• EXERCISE DIRECTIONS:
What lines in this listing contain the string "PYME"? Report each one by copying it.
++++
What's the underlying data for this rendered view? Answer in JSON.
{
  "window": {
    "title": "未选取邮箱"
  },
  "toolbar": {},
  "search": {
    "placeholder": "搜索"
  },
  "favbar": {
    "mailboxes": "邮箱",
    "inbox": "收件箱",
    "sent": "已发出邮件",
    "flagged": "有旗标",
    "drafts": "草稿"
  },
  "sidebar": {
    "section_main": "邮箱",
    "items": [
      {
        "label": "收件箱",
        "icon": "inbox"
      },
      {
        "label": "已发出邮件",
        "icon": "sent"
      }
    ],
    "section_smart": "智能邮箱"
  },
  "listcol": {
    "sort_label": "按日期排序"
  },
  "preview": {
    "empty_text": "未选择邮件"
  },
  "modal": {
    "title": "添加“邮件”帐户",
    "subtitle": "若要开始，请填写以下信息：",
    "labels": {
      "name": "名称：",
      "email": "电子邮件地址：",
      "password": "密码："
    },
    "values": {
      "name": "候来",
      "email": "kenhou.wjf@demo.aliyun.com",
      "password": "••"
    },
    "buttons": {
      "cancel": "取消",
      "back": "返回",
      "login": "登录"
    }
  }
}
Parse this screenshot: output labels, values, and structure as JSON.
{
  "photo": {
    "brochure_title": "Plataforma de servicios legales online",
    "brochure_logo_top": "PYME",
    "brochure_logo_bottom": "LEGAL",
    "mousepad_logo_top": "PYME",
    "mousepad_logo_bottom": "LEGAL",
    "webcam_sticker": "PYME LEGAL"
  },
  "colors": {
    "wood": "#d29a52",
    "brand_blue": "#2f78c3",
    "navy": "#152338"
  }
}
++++
• ANSWER:
    "brochure_logo_top": "PYME",
    "mousepad_logo_top": "PYME",
    "webcam_sticker": "PYME LEGAL"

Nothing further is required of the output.